=== Section Start ===

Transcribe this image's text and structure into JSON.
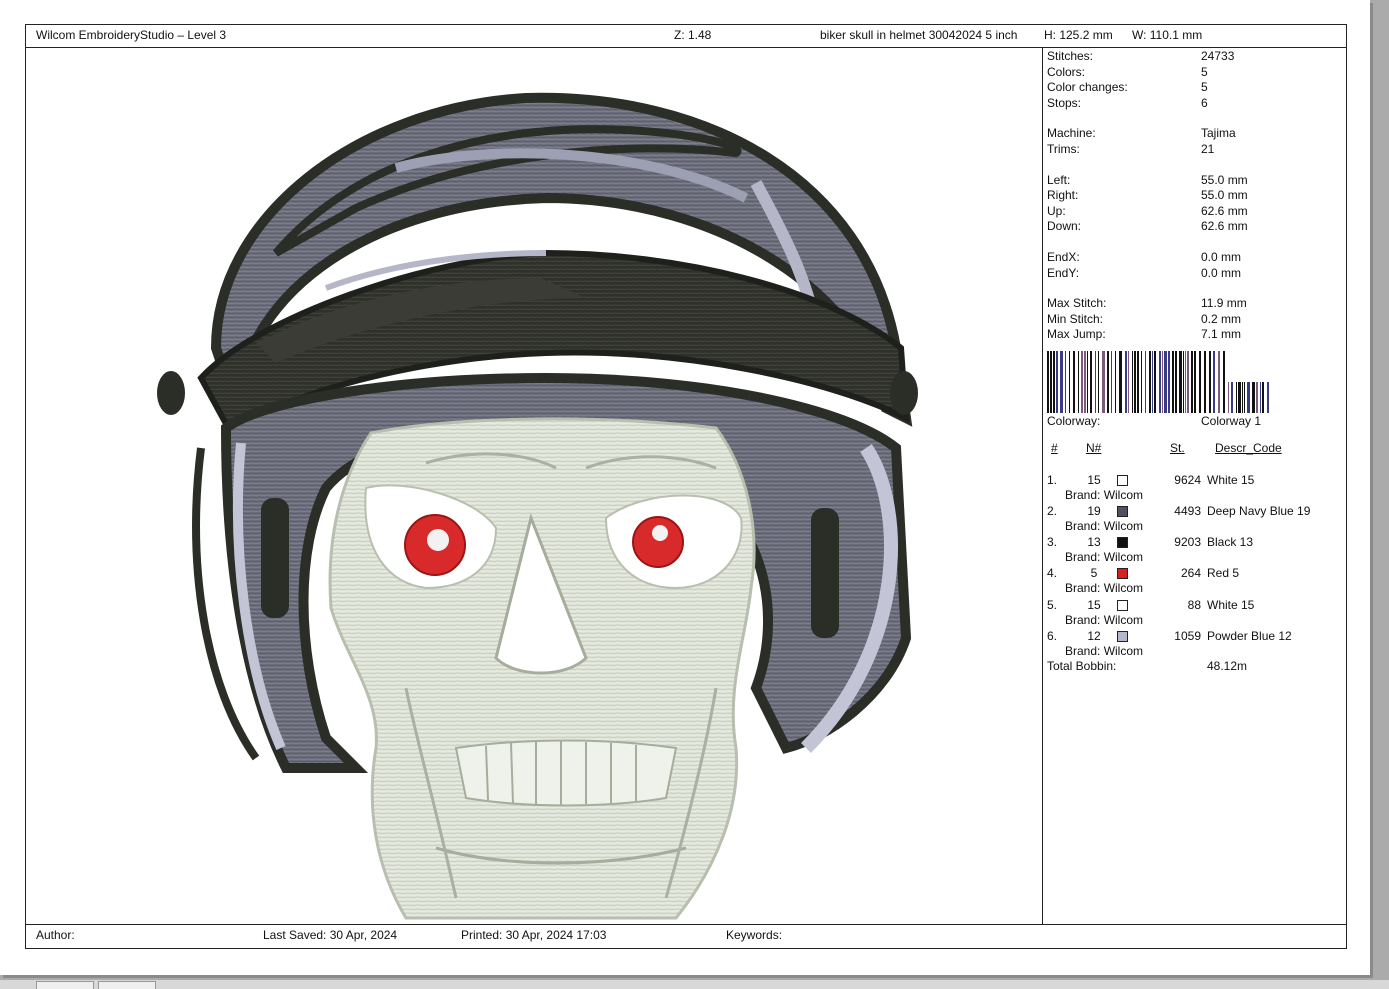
{
  "header": {
    "app_title": "Wilcom EmbroideryStudio – Level 3",
    "zoom": "Z: 1.48",
    "design_name": "biker skull in helmet 30042024 5 inch",
    "height": "H: 125.2 mm",
    "width": "W: 110.1 mm"
  },
  "stats": [
    {
      "label": "Stitches:",
      "value": "24733"
    },
    {
      "label": "Colors:",
      "value": "5"
    },
    {
      "label": "Color changes:",
      "value": "5"
    },
    {
      "label": "Stops:",
      "value": "6"
    }
  ],
  "machine_stats": [
    {
      "label": "Machine:",
      "value": "Tajima"
    },
    {
      "label": "Trims:",
      "value": "21"
    }
  ],
  "extent_stats": [
    {
      "label": "Left:",
      "value": "55.0 mm"
    },
    {
      "label": "Right:",
      "value": "55.0 mm"
    },
    {
      "label": "Up:",
      "value": "62.6 mm"
    },
    {
      "label": "Down:",
      "value": "62.6 mm"
    }
  ],
  "end_stats": [
    {
      "label": "EndX:",
      "value": "0.0 mm"
    },
    {
      "label": "EndY:",
      "value": "0.0 mm"
    }
  ],
  "stitch_stats": [
    {
      "label": "Max Stitch:",
      "value": "11.9 mm"
    },
    {
      "label": "Min Stitch:",
      "value": "0.2 mm"
    },
    {
      "label": "Max Jump:",
      "value": "7.1 mm"
    }
  ],
  "colorway": {
    "label": "Colorway:",
    "value": "Colorway 1"
  },
  "table_headers": {
    "idx": "#",
    "n": "N#",
    "st": "St.",
    "descr": "Descr_Code"
  },
  "threads": [
    {
      "idx": "1.",
      "n": "15",
      "color": "#ffffff",
      "st": "9624",
      "descr": "White 15",
      "brand": "Brand: Wilcom"
    },
    {
      "idx": "2.",
      "n": "19",
      "color": "#4f5064",
      "st": "4493",
      "descr": "Deep Navy Blue 19",
      "brand": "Brand: Wilcom"
    },
    {
      "idx": "3.",
      "n": "13",
      "color": "#111111",
      "st": "9203",
      "descr": "Black 13",
      "brand": "Brand: Wilcom"
    },
    {
      "idx": "4.",
      "n": "5",
      "color": "#d62020",
      "st": "264",
      "descr": "Red 5",
      "brand": "Brand: Wilcom"
    },
    {
      "idx": "5.",
      "n": "15",
      "color": "#ffffff",
      "st": "88",
      "descr": "White 15",
      "brand": "Brand: Wilcom"
    },
    {
      "idx": "6.",
      "n": "12",
      "color": "#b4b6cc",
      "st": "1059",
      "descr": "Powder Blue 12",
      "brand": "Brand: Wilcom"
    }
  ],
  "total_bobbin": {
    "label": "Total Bobbin:",
    "value": "48.12m"
  },
  "footer": {
    "author": "Author:",
    "last_saved": "Last Saved: 30 Apr, 2024",
    "printed": "Printed: 30 Apr, 2024 17:03",
    "keywords": "Keywords:"
  }
}
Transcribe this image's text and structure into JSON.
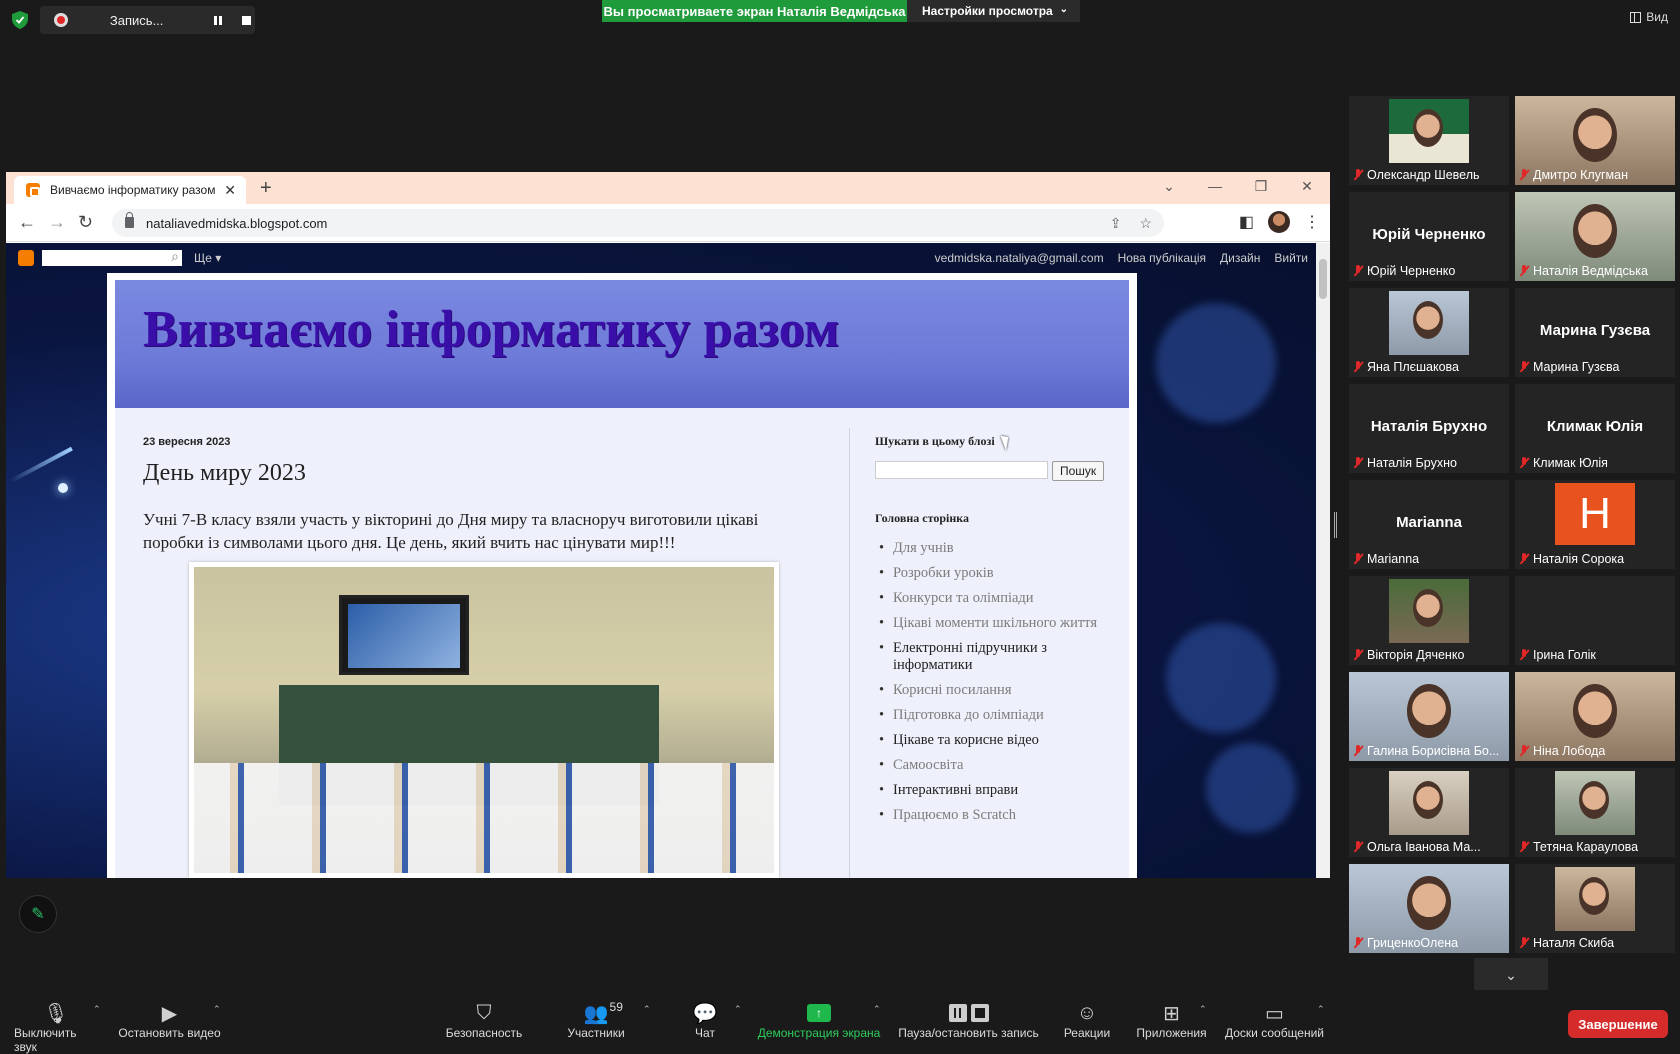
{
  "topbar": {
    "recording_label": "Запись...",
    "viewing_banner": "Вы просматриваете экран Наталія Ведмідська",
    "view_settings": "Настройки просмотра",
    "view_button": "Вид"
  },
  "browser": {
    "tab_title": "Вивчаємо інформатику разом",
    "url": "nataliavedmidska.blogspot.com"
  },
  "blogger_nav": {
    "more": "Ще",
    "email": "vedmidska.nataliya@gmail.com",
    "new_post": "Нова публікація",
    "design": "Дизайн",
    "sign_out": "Вийти"
  },
  "blog": {
    "title": "Вивчаємо інформатику разом",
    "post": {
      "date": "23 вересня 2023",
      "title": "День миру 2023",
      "body": "Учні 7-В класу взяли участь у вікторині до Дня миру та власноруч виготовили цікаві поробки із символами цього дня. Це день, який вчить нас цінувати мир!!!"
    },
    "sidebar": {
      "search_heading": "Шукати в цьому блозі",
      "search_button": "Пошук",
      "pages_heading": "Головна сторінка",
      "pages": [
        {
          "label": "Для учнів",
          "visited": true
        },
        {
          "label": "Розробки уроків",
          "visited": true
        },
        {
          "label": "Конкурси та олімпіади",
          "visited": true
        },
        {
          "label": "Цікаві моменти шкільного життя",
          "visited": true
        },
        {
          "label": "Електронні підручники з інформатики",
          "visited": false
        },
        {
          "label": "Корисні посилання",
          "visited": true
        },
        {
          "label": "Підготовка до олімпіади",
          "visited": true
        },
        {
          "label": "Цікаве та корисне відео",
          "visited": false
        },
        {
          "label": "Самоосвіта",
          "visited": true
        },
        {
          "label": "Інтерактивні вправи",
          "visited": false
        },
        {
          "label": "Працюємо в Scratch",
          "visited": true
        }
      ]
    }
  },
  "participants": [
    {
      "name": "Олександр Шевель",
      "type": "image"
    },
    {
      "name": "Дмитро Клугман",
      "type": "video"
    },
    {
      "name": "Юрій Черненко",
      "type": "name"
    },
    {
      "name": "Наталія Ведмідська",
      "type": "video",
      "active": true
    },
    {
      "name": "Яна Плєшакова",
      "type": "video"
    },
    {
      "name": "Марина Гузєва",
      "type": "name"
    },
    {
      "name": "Наталія Брухно",
      "type": "name"
    },
    {
      "name": "Климак Юлія",
      "type": "name"
    },
    {
      "name": "Marianna",
      "type": "name"
    },
    {
      "name": "Наталія Сорока",
      "type": "avatar",
      "initial": "Н"
    },
    {
      "name": "Вікторія Дяченко",
      "type": "image"
    },
    {
      "name": "Ірина Голік",
      "type": "blank"
    },
    {
      "name": "Галина Борисівна Бо...",
      "type": "video"
    },
    {
      "name": "Ніна Лобода",
      "type": "video"
    },
    {
      "name": "Ольга Іванова Ма...",
      "type": "video"
    },
    {
      "name": "Тетяна Караулова",
      "type": "video"
    },
    {
      "name": "ГриценкоОлена",
      "type": "video"
    },
    {
      "name": "Наталя Скиба",
      "type": "video"
    }
  ],
  "bottombar": {
    "mute": "Выключить звук",
    "video": "Остановить видео",
    "security": "Безопасность",
    "participants": "Участники",
    "participants_count": "59",
    "chat": "Чат",
    "share": "Демонстрация экрана",
    "pause_record": "Пауза/остановить запись",
    "reactions": "Реакции",
    "apps": "Приложения",
    "whiteboards": "Доски сообщений",
    "end": "Завершение"
  }
}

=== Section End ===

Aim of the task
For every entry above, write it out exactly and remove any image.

Your solution
Transcribe this image's text and structure into JSON.
{
  "header": {
    "app_title": "Wilcom EmbroideryStudio – Level 3",
    "zoom": "Z: 1.48",
    "design_name": "biker skull in helmet 30042024 5 inch",
    "height": "H: 125.2 mm",
    "width": "W: 110.1 mm"
  },
  "stats": [
    {
      "label": "Stitches:",
      "value": "24733"
    },
    {
      "label": "Colors:",
      "value": "5"
    },
    {
      "label": "Color changes:",
      "value": "5"
    },
    {
      "label": "Stops:",
      "value": "6"
    }
  ],
  "machine_stats": [
    {
      "label": "Machine:",
      "value": "Tajima"
    },
    {
      "label": "Trims:",
      "value": "21"
    }
  ],
  "extent_stats": [
    {
      "label": "Left:",
      "value": "55.0 mm"
    },
    {
      "label": "Right:",
      "value": "55.0 mm"
    },
    {
      "label": "Up:",
      "value": "62.6 mm"
    },
    {
      "label": "Down:",
      "value": "62.6 mm"
    }
  ],
  "end_stats": [
    {
      "label": "EndX:",
      "value": "0.0 mm"
    },
    {
      "label": "EndY:",
      "value": "0.0 mm"
    }
  ],
  "stitch_stats": [
    {
      "label": "Max Stitch:",
      "value": "11.9 mm"
    },
    {
      "label": "Min Stitch:",
      "value": "0.2 mm"
    },
    {
      "label": "Max Jump:",
      "value": "7.1 mm"
    }
  ],
  "colorway": {
    "label": "Colorway:",
    "value": "Colorway 1"
  },
  "table_headers": {
    "idx": "#",
    "n": "N#",
    "st": "St.",
    "descr": "Descr_Code"
  },
  "threads": [
    {
      "idx": "1.",
      "n": "15",
      "color": "#ffffff",
      "st": "9624",
      "descr": "White 15",
      "brand": "Brand: Wilcom"
    },
    {
      "idx": "2.",
      "n": "19",
      "color": "#4f5064",
      "st": "4493",
      "descr": "Deep Navy Blue 19",
      "brand": "Brand: Wilcom"
    },
    {
      "idx": "3.",
      "n": "13",
      "color": "#111111",
      "st": "9203",
      "descr": "Black 13",
      "brand": "Brand: Wilcom"
    },
    {
      "idx": "4.",
      "n": "5",
      "color": "#d62020",
      "st": "264",
      "descr": "Red 5",
      "brand": "Brand: Wilcom"
    },
    {
      "idx": "5.",
      "n": "15",
      "color": "#ffffff",
      "st": "88",
      "descr": "White 15",
      "brand": "Brand: Wilcom"
    },
    {
      "idx": "6.",
      "n": "12",
      "color": "#b4b6cc",
      "st": "1059",
      "descr": "Powder Blue 12",
      "brand": "Brand: Wilcom"
    }
  ],
  "total_bobbin": {
    "label": "Total Bobbin:",
    "value": "48.12m"
  },
  "footer": {
    "author": "Author:",
    "last_saved": "Last Saved: 30 Apr, 2024",
    "printed": "Printed: 30 Apr, 2024 17:03",
    "keywords": "Keywords:"
  }
}
Transcribe this image's text and structure into JSON.
{
  "topbar": {
    "recording_label": "Запись...",
    "viewing_banner": "Вы просматриваете экран Наталія Ведмідська",
    "view_settings": "Настройки просмотра",
    "view_button": "Вид"
  },
  "browser": {
    "tab_title": "Вивчаємо інформатику разом",
    "url": "nataliavedmidska.blogspot.com"
  },
  "blogger_nav": {
    "more": "Ще",
    "email": "vedmidska.nataliya@gmail.com",
    "new_post": "Нова публікація",
    "design": "Дизайн",
    "sign_out": "Вийти"
  },
  "blog": {
    "title": "Вивчаємо інформатику разом",
    "post": {
      "date": "23 вересня 2023",
      "title": "День миру 2023",
      "body": "Учні 7-В класу взяли участь у вікторині до Дня миру та власноруч виготовили цікаві поробки із символами цього дня. Це день, який вчить нас цінувати мир!!!"
    },
    "sidebar": {
      "search_heading": "Шукати в цьому блозі",
      "search_button": "Пошук",
      "pages_heading": "Головна сторінка",
      "pages": [
        {
          "label": "Для учнів",
          "visited": true
        },
        {
          "label": "Розробки уроків",
          "visited": true
        },
        {
          "label": "Конкурси та олімпіади",
          "visited": true
        },
        {
          "label": "Цікаві моменти шкільного життя",
          "visited": true
        },
        {
          "label": "Електронні підручники з інформатики",
          "visited": false
        },
        {
          "label": "Корисні посилання",
          "visited": true
        },
        {
          "label": "Підготовка до олімпіади",
          "visited": true
        },
        {
          "label": "Цікаве та корисне відео",
          "visited": false
        },
        {
          "label": "Самоосвіта",
          "visited": true
        },
        {
          "label": "Інтерактивні вправи",
          "visited": false
        },
        {
          "label": "Працюємо в Scratch",
          "visited": true
        }
      ]
    }
  },
  "participants": [
    {
      "name": "Олександр Шевель",
      "type": "image"
    },
    {
      "name": "Дмитро Клугман",
      "type": "video"
    },
    {
      "name": "Юрій Черненко",
      "type": "name"
    },
    {
      "name": "Наталія Ведмідська",
      "type": "video",
      "active": true
    },
    {
      "name": "Яна Плєшакова",
      "type": "video"
    },
    {
      "name": "Марина Гузєва",
      "type": "name"
    },
    {
      "name": "Наталія Брухно",
      "type": "name"
    },
    {
      "name": "Климак Юлія",
      "type": "name"
    },
    {
      "name": "Marianna",
      "type": "name"
    },
    {
      "name": "Наталія Сорока",
      "type": "avatar",
      "initial": "Н"
    },
    {
      "name": "Вікторія Дяченко",
      "type": "image"
    },
    {
      "name": "Ірина Голік",
      "type": "blank"
    },
    {
      "name": "Галина Борисівна Бо...",
      "type": "video"
    },
    {
      "name": "Ніна Лобода",
      "type": "video"
    },
    {
      "name": "Ольга Іванова Ма...",
      "type": "video"
    },
    {
      "name": "Тетяна Караулова",
      "type": "video"
    },
    {
      "name": "ГриценкоОлена",
      "type": "video"
    },
    {
      "name": "Наталя Скиба",
      "type": "video"
    }
  ],
  "bottombar": {
    "mute": "Выключить звук",
    "video": "Остановить видео",
    "security": "Безопасность",
    "participants": "Участники",
    "participants_count": "59",
    "chat": "Чат",
    "share": "Демонстрация экрана",
    "pause_record": "Пауза/остановить запись",
    "reactions": "Реакции",
    "apps": "Приложения",
    "whiteboards": "Доски сообщений",
    "end": "Завершение"
  }
}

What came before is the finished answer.